When Andrew Phung started volunteering at the Loose Moose Theatre Company at the age of 16, there was no way he could have known how that experience would change his life. Along with the duties of scooping popcorn and ripping tickets came free improvisation lessons and a chance to get on stage. He has been performing one to five times a week ever since then.
“Improv has opened doors for me,” Phung says. “It has made me a fearless individual and has taught me to be adaptable.”
And he is passing along that message — don’t be afraid; be open to every opportunity — to the youth he works with at Child and Youth Friendly Calgary (CYFC). Before his current director stint with CYFC, he managed the Calgary Sports and Social Club, and before that was a youth programmer for the City of Calgary.

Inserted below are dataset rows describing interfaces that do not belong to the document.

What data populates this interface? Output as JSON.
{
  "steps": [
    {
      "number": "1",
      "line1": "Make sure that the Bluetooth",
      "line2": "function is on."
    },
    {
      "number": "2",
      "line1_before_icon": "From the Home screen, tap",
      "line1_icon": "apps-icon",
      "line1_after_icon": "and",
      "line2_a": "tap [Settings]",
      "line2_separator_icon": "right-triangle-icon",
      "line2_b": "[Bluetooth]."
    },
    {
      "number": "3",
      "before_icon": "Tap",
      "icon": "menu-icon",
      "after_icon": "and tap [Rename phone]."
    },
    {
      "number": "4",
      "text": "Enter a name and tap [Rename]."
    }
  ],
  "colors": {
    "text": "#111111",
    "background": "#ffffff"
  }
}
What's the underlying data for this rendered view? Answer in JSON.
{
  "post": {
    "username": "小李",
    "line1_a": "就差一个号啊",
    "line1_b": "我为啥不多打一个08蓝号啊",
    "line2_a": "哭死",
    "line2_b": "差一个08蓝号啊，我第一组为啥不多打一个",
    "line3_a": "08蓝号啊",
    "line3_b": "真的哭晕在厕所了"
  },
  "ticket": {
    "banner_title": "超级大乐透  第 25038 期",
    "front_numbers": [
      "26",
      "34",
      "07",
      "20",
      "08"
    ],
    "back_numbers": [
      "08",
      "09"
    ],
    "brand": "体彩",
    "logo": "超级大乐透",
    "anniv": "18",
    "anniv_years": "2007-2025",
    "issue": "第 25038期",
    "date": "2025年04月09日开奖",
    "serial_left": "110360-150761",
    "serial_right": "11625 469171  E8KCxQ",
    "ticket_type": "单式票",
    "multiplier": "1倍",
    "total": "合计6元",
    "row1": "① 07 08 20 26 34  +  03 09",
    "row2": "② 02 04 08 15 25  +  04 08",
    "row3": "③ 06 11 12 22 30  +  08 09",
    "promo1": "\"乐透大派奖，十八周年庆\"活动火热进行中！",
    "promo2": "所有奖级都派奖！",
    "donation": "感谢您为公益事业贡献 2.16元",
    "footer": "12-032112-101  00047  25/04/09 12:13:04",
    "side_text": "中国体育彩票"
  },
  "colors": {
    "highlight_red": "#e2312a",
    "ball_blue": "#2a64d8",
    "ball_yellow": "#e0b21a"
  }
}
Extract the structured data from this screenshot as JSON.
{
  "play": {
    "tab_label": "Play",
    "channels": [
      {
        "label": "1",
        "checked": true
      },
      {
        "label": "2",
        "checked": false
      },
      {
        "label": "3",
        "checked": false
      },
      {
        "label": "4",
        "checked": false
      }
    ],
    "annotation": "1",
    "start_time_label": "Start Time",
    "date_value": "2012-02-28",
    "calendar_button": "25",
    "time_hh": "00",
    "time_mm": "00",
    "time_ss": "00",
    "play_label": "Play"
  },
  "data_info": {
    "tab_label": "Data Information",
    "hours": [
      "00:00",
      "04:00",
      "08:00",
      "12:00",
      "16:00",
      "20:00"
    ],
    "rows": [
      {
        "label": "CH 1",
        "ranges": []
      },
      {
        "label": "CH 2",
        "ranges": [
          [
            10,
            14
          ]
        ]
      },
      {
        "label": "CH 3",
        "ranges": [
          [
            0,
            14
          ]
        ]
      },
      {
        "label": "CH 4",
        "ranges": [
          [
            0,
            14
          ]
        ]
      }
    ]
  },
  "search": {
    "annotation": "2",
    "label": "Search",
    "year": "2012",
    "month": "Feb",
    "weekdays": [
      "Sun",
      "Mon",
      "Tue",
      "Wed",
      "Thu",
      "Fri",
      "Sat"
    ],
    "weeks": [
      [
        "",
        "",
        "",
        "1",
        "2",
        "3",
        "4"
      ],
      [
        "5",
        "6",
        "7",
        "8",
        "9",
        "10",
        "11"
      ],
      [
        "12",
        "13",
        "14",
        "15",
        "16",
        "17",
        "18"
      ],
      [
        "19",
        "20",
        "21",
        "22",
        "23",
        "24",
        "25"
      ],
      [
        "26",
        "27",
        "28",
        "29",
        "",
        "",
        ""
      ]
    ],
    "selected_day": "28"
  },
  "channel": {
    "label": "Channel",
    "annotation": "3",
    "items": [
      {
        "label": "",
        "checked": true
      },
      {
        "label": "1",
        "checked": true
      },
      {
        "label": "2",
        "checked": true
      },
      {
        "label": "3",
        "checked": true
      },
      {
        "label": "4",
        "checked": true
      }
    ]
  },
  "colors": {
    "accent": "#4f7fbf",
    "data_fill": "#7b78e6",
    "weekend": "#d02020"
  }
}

Phung is all about mentoring young people and helping them accomplish their personal and professional goals. At CYFC, he supervises a full-time staff of eight, brainstorms and creates youth-oriented programming and then finds the money to bring these ideas to fruition.
For example, a year ago, Phung heard a couple of the teens at CYFC complaining about how ugly and dated city bus passes looked. So Phung and a few CYFC colleagues approached Calgary Transit and the Calgary Board of Education and came up with the Bus Pass Project, in which youth created designs to be put on the passes — Phung’s favourites are future-themed, with spacecrafts and robots — and submitted them to the City for review. Sixteen of the entries were selected and were rolled out as passes this fall.

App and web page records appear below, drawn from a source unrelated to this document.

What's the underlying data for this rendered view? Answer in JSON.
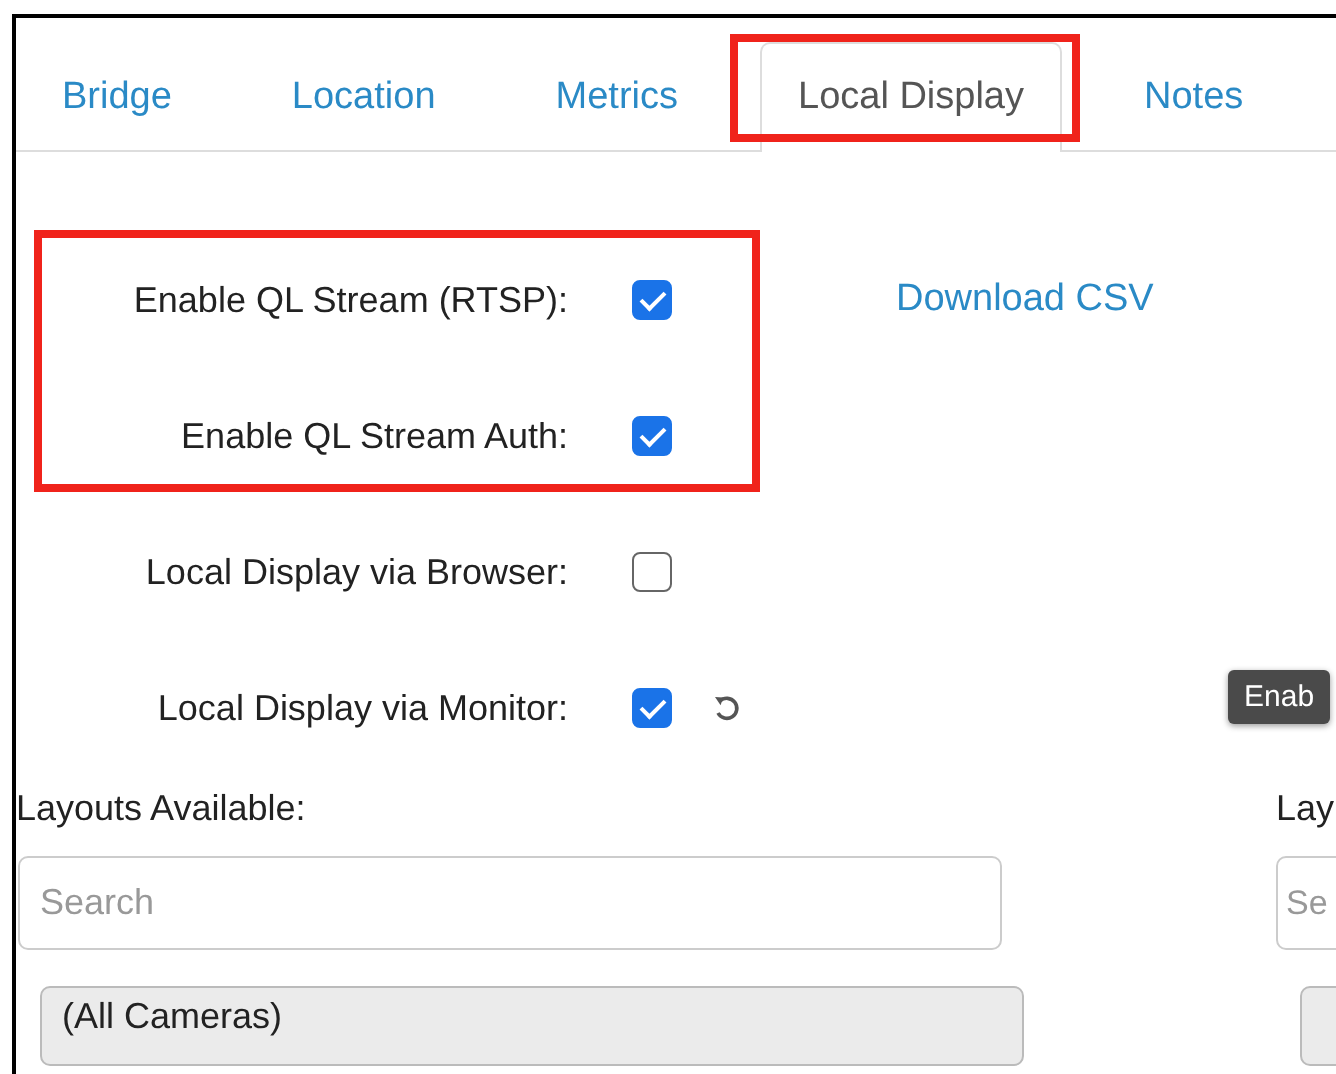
{
  "tabs": [
    {
      "label": "Bridge",
      "selected": false
    },
    {
      "label": "Location",
      "selected": false
    },
    {
      "label": "Metrics",
      "selected": false
    },
    {
      "label": "Local Display",
      "selected": true
    },
    {
      "label": "Notes",
      "selected": false
    }
  ],
  "settings": [
    {
      "label": "Enable QL Stream (RTSP):",
      "checked": true,
      "reset": false
    },
    {
      "label": "Enable QL Stream Auth:",
      "checked": true,
      "reset": false
    },
    {
      "label": "Local Display via Browser:",
      "checked": false,
      "reset": false
    },
    {
      "label": "Local Display via Monitor:",
      "checked": true,
      "reset": true
    }
  ],
  "download_link": "Download CSV",
  "tooltip": "Enab",
  "layouts_available": {
    "label": "Layouts Available:",
    "placeholder": "Search",
    "items": [
      "(All Cameras)"
    ]
  },
  "layouts_right": {
    "label": "Lay",
    "placeholder": "Se"
  }
}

Phung’s work with youth has gained enough notice that, in 2006, the City selected him to facilitate a five-hour forum between Calgary youth and Governor General Michaëlle Jean. “I find that every now and then the world puts really cool things in my lap,” says Phung. “[Jean] is one of those people that you can’t help but smile around. You want to hug her.”
Next up on Phung’s journey might be a return to school to complete his MBA. Or he might go into television; he is working on a pilot for a show where comedians create funny side stories from movie trailers.
“The network liked it, so we are on to the next phase,” he says a bit cagily.
But one thing that will remain a constant is passing along what he has learned to young people still finding their way.
“I used to think that success was cars and girls,” Phung says. “Now I know it is loving what you do, loving where you are.”
Why he’s the top: When Andrew Phung started doing improvisation with Loose Moose Theatre, he avoided fully getting into character, thinking he might make a fool of himself. But by holding back, he actually became the odd man out. Lesson learned: on stage and in life, he goes after it full bore.
The key to his success: Staring down what scares him. “You’re the only person holding you back,” he says.